There are certain kinds of movies you’d just love to find at any festival. Language Lessons is one such movie: a modest, unassuming drama that uses the limitations of the moment to create a thoughtful film that will outlast our present situation. It’s just two folks having some long-distance chats over their computers. It’s also more than that.
It begins with a birthday gift. Adam (Mark Duplass) has been hinting to his husband Will (Desean Terry) that he would like Spanish lessons. Careful what you wish for. Not only has he received Spanish lessons, but one-hundred of them with the added perk of language immersion with his new tutor, Cariño (Natalie Morales). They will have weekly video chats until the end of time. The first week, Adam does not take it very seriously, setting up his laptop next to the pool, so the lessons do not get in the way of his routine, his other form of immersion. The next week, Adam’s husband suddenly dies in an accident (this sort of random tragedy-mined-for-drama is a one-note technique familiar in several Duplass Brothers pictures). Meanwhile, Cariño has her own trouble at home. A beautiful friendship is grounded around the duo processing their collective grief.
Over the course of the film, the teacher and her student become easy friends. These conversations in Spanish are never really about Spanish. They use their newfound friendly relationship to learn about each other, to build distance and empathy. They are two lonely souls who need each other and their chatting fills an empty space in their lives. Some interesting revelations unravel, better left to the viewer to experience through the film, about both the nature of Cariño’s occupation and Adam’s prerogative as a White Savior type, with buckets of money, but not always an awareness about his privilege.
Blessedly, the film does not have anything literal to say about the State of Our Times. It does not wish to comment on COVID, or even so much as mention it, knowing almost every other film from the festival will. Language Lessons knows that by creating this virtual chat situation, it is already saying everything, by not saying it directly. It is fulfilling an even greater need we all have: that of connection.

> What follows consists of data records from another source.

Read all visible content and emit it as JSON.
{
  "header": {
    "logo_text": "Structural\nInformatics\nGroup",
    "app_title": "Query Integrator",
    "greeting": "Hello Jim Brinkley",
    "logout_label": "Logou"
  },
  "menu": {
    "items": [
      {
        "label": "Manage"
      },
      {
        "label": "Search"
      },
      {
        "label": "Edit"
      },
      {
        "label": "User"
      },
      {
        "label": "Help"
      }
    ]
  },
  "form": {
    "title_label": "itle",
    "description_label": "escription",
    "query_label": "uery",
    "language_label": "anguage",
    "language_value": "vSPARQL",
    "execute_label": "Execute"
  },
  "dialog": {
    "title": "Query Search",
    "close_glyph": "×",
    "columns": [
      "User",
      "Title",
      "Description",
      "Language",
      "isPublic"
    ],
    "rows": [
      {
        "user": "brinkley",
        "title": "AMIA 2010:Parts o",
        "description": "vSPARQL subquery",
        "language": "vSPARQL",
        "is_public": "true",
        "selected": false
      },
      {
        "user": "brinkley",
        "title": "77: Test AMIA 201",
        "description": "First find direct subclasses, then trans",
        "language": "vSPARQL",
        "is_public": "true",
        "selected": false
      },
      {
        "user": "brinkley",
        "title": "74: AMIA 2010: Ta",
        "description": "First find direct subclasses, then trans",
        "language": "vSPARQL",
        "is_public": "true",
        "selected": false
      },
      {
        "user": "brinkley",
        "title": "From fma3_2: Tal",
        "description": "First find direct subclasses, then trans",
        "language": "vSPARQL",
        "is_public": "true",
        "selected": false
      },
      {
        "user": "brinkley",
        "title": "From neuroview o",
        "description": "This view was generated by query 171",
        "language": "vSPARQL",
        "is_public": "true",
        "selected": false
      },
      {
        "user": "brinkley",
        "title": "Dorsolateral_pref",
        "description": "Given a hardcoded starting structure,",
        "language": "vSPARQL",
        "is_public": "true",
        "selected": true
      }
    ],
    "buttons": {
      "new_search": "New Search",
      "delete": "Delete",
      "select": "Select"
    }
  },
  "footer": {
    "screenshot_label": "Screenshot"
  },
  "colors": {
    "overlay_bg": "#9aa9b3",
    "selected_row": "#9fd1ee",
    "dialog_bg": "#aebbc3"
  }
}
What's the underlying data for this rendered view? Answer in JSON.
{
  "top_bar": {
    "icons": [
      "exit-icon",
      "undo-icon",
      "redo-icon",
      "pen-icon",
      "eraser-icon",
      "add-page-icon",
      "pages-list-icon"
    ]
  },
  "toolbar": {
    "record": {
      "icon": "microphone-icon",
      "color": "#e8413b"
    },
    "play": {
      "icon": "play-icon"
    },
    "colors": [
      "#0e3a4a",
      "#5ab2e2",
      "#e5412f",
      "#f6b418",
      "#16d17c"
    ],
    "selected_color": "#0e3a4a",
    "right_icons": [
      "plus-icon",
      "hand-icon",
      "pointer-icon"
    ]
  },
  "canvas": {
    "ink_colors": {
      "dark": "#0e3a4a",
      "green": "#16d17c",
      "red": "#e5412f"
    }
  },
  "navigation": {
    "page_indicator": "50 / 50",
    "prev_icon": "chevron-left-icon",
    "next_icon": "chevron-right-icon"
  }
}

Finding not just someone to chat with online, but anyone in the world who will listen.
Because Natalie Morales doubles as the director, and her co-star Mark Duplass helped sketch out the writing, it is a perfectly intimate affair. That stripped down approach to production, with few moving parts, but everyone clearly pitching in what they have to offer to the film, feels like a well-considered collaboration. Because it’s all chats, it means no real movement of the cameras, unless the actors move their computers or phones. It honors this format and stays true to it until the very end, without ever playing into that idea as a bit of gimmickry.
Our actors must be graceful. They are the only feature of the picture. Luckily, they play well off one another in the chats. The conversations are always interesting and naturally lead down curious avenues for a conversational plot to develop. Of course, the limitations are eventually felt. There is not so much more to the movie, besides where it will end up. There’s not any technical feat of particular note. It’s simply a creative and straightforward solution to the present problem of how to shoot a movie.

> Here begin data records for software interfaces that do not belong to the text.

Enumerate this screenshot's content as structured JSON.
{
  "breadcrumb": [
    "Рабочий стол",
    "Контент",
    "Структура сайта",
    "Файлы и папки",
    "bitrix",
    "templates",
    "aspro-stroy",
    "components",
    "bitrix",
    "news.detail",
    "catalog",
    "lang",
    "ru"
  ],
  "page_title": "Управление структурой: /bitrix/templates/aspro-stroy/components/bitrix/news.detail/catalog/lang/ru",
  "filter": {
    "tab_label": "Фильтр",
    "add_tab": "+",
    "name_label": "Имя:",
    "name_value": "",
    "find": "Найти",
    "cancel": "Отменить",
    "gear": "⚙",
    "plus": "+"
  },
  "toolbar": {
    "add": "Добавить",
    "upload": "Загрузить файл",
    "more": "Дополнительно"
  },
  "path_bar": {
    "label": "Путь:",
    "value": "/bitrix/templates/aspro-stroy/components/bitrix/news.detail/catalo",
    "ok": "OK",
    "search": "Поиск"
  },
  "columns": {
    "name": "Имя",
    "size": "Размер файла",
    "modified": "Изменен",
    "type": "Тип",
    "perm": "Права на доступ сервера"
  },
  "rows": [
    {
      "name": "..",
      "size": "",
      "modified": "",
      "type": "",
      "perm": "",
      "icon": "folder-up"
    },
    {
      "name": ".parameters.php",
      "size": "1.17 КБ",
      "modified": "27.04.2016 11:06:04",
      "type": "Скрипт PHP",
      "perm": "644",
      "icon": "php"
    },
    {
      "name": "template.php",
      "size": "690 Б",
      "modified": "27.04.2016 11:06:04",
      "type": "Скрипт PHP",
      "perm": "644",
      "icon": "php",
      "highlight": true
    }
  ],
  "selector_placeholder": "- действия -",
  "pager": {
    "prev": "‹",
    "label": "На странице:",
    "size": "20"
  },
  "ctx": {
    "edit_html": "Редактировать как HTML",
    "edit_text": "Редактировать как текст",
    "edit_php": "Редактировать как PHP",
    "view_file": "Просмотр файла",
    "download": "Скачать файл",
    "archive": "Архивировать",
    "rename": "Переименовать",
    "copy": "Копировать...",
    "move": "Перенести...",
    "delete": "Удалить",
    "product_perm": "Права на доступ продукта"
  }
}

Language Lessons is a modest success. It’s what anyone might hope to find at a festival: a sweet and relaxing film to fit between crushing documentaries and joyless parables of our modern times. It’s one of the few comments on the present situation that offers hope. By tapping into our context of use, with video chats creating the whole outline of the film, it speaks a language we all understand: the language of connection.